» **What you should do**: Look for the word "Density" in the entries and copy every line where it shows up.
________
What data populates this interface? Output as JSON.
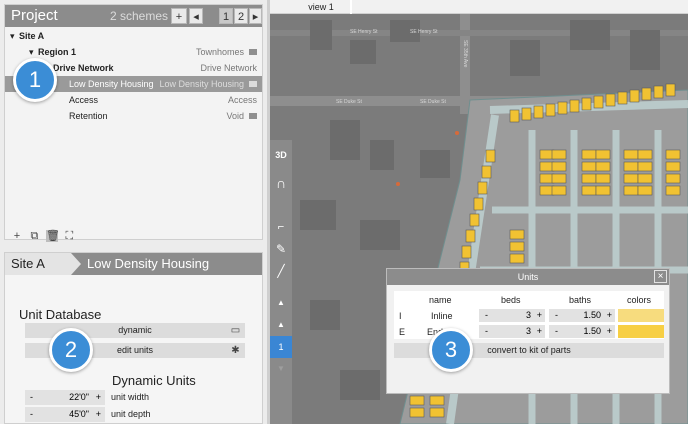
{
  "project": {
    "title": "Project",
    "schemes_label": "2 schemes",
    "add_label": "+",
    "prev_label": "◂",
    "pages": [
      "1",
      "2"
    ],
    "next_label": "▸"
  },
  "tree": [
    {
      "label": "Site A",
      "value": ""
    },
    {
      "label": "Region 1",
      "value": "Townhomes"
    },
    {
      "label": "Drive Network",
      "value": "Drive Network"
    },
    {
      "label": "Low Density Housing",
      "value": "Low Density Housing"
    },
    {
      "label": "Access",
      "value": "Access"
    },
    {
      "label": "Retention",
      "value": "Void"
    }
  ],
  "breadcrumb": {
    "site": "Site A",
    "item": "Low Density Housing"
  },
  "unit_database": {
    "title": "Unit Database",
    "dynamic_label": "dynamic",
    "edit_units_label": "edit units"
  },
  "dynamic_units": {
    "title": "Dynamic Units",
    "fields": [
      {
        "minus": "-",
        "value": "22'0\"",
        "plus": "+",
        "label": "unit width"
      },
      {
        "minus": "-",
        "value": "45'0\"",
        "plus": "+",
        "label": "unit depth"
      }
    ]
  },
  "view_tab": "view 1",
  "vertical_tools": {
    "label_3d": "3D",
    "page": "1"
  },
  "map_labels": [
    "SE Henry St",
    "SE Henry St",
    "SE 35th Ave",
    "SE Duke St",
    "SE Duke St"
  ],
  "units_dialog": {
    "title": "Units",
    "close_label": "×",
    "headers": {
      "name": "name",
      "beds": "beds",
      "baths": "baths",
      "colors": "colors"
    },
    "rows": [
      {
        "code": "I",
        "name": "Inline",
        "beds": "3",
        "baths": "1.50",
        "minus": "-",
        "plus": "+",
        "color": "#f7dc7e"
      },
      {
        "code": "E",
        "name": "Endcap",
        "beds": "3",
        "baths": "1.50",
        "minus": "-",
        "plus": "+",
        "color": "#f7cf44"
      }
    ],
    "kit_label": "convert to kit of parts"
  },
  "callouts": [
    "1",
    "2",
    "3"
  ],
  "colors": {
    "accent": "#3b8dd6",
    "header_gray": "#8c8c8c",
    "building_yellow": "#f1c232"
  }
}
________
» **Solution to the problem**:
      "label": "Low Density Housing",
      "value": "Low Density Housing"
    "item": "Low Density Housing"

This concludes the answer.